AGL has applied to resume fracking in the Gloucester valley.
The company announced on Tuesday that it has applied to the NSW Office of Coal Seam Gas to 'perforate, hydraulically fracture stimulate and flow gas' from the existing four wells.
Group general manager Upstream Gas, Mike Moraza, said that this pilot project is an important part of the exploration phase of the Gloucester Gas Project to prove up gas reserves for NSW.
“With NSW requiring additional supplies of gas from 2016, this project is important because it supports AGL’s efforts to unlock a significant volume of gas in the Gloucester region to meet the needs of NSW families, communities and businesses,” he said.
But the news has angered the Greens NSW spokesperson on mining Jeremy Buckingham. He has called on the O’Farrell Government to honour its promise not to allow coal seam gas within 2km of residential areas and reject the proposal lodged by AGL to frack the four coal seam gas wells in the Gloucester Valley.
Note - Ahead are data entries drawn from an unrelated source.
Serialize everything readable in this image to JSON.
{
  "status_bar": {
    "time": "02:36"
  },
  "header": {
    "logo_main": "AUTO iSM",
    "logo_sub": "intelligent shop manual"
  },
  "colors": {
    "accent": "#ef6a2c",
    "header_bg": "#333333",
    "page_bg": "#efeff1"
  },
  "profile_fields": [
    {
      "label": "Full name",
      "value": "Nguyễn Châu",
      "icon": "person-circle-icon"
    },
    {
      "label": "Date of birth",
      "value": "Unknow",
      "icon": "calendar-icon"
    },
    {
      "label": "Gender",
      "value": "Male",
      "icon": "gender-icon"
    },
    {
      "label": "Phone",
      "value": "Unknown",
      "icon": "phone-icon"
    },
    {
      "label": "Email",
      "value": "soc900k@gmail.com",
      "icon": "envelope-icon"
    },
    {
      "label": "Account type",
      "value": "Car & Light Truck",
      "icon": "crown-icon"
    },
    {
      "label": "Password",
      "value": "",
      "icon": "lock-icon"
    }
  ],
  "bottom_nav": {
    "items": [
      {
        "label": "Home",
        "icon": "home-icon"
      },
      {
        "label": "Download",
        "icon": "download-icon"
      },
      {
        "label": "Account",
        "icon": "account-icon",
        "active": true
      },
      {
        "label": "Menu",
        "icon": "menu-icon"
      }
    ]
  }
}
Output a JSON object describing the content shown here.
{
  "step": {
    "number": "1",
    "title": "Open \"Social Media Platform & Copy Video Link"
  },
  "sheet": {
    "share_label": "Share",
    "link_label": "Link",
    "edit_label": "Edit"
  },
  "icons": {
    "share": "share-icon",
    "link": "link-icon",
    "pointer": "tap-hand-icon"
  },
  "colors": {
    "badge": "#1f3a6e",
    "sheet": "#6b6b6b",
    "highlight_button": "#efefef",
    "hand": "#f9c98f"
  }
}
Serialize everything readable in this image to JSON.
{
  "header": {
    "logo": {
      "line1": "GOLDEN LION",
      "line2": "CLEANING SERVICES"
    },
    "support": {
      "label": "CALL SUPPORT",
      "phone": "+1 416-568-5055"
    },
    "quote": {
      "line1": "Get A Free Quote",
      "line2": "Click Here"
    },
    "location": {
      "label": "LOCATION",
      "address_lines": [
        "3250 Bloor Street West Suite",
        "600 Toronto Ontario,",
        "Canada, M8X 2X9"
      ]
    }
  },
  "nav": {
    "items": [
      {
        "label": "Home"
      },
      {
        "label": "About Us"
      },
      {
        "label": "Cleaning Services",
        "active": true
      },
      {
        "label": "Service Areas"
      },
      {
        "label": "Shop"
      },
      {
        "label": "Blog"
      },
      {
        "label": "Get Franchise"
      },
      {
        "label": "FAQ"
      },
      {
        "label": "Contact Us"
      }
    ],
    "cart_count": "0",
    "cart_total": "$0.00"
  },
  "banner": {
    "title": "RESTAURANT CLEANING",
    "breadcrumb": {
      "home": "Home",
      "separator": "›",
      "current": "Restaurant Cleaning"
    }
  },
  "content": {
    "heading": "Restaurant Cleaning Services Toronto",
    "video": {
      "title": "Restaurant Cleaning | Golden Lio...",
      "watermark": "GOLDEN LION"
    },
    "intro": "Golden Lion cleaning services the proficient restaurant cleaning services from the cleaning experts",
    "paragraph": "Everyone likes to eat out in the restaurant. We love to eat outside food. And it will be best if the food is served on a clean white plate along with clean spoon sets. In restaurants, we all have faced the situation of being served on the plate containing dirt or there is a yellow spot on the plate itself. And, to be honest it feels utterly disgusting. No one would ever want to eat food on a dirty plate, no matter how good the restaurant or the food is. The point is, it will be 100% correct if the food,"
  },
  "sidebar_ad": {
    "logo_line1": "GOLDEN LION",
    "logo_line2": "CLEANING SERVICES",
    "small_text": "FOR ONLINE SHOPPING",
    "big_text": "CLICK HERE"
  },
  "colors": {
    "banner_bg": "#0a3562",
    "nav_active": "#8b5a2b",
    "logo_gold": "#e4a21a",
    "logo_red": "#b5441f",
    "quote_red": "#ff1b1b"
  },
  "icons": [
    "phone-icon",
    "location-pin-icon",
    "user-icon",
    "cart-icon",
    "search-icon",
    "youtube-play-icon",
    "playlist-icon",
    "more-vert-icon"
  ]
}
According to Mr Buckingham if approved it would be the first fracking operation proposed since the government lifted its moratorium on fracking. "The coal seam gas wells are only 600 metres from homes at Forbesdale, near Gloucester," he said.
“This proposal breaches Barry O’Farrell’s promise to stop fracking and drilling within 2km of residential areas and the government should reject this plan and tell AGL to keep more than two kilometres away from people’s homes.
“All citizens of NSW, including the people of the Gloucester Valley deserve the protection that Barry O’Farrell promised in February this year with the two kilometre buffer zone between coal seam gas and homes".
AGL said it will carry out the Waukivory Pilot in accordance with best practice environmental health and safety standards.
“The Greens are also concerned about potential to contaminate underground and surface water, such as the Manning River," he said.
AGL said any adverse impacts are expected to be negligible or low.
“Emissions from these four wells are estimated by AGL to be 65,000 tonnes of CO2e. That’s the equivalent of 13,000 cars driving around for a year. Venting and flaring will also release volatile organic compounds, which are a concern for human health," said Mr Buckingham.
“This is not a clean energy, it is not appropriate to frack coal seam gas near people’s homes and the government should reject this application,” he said.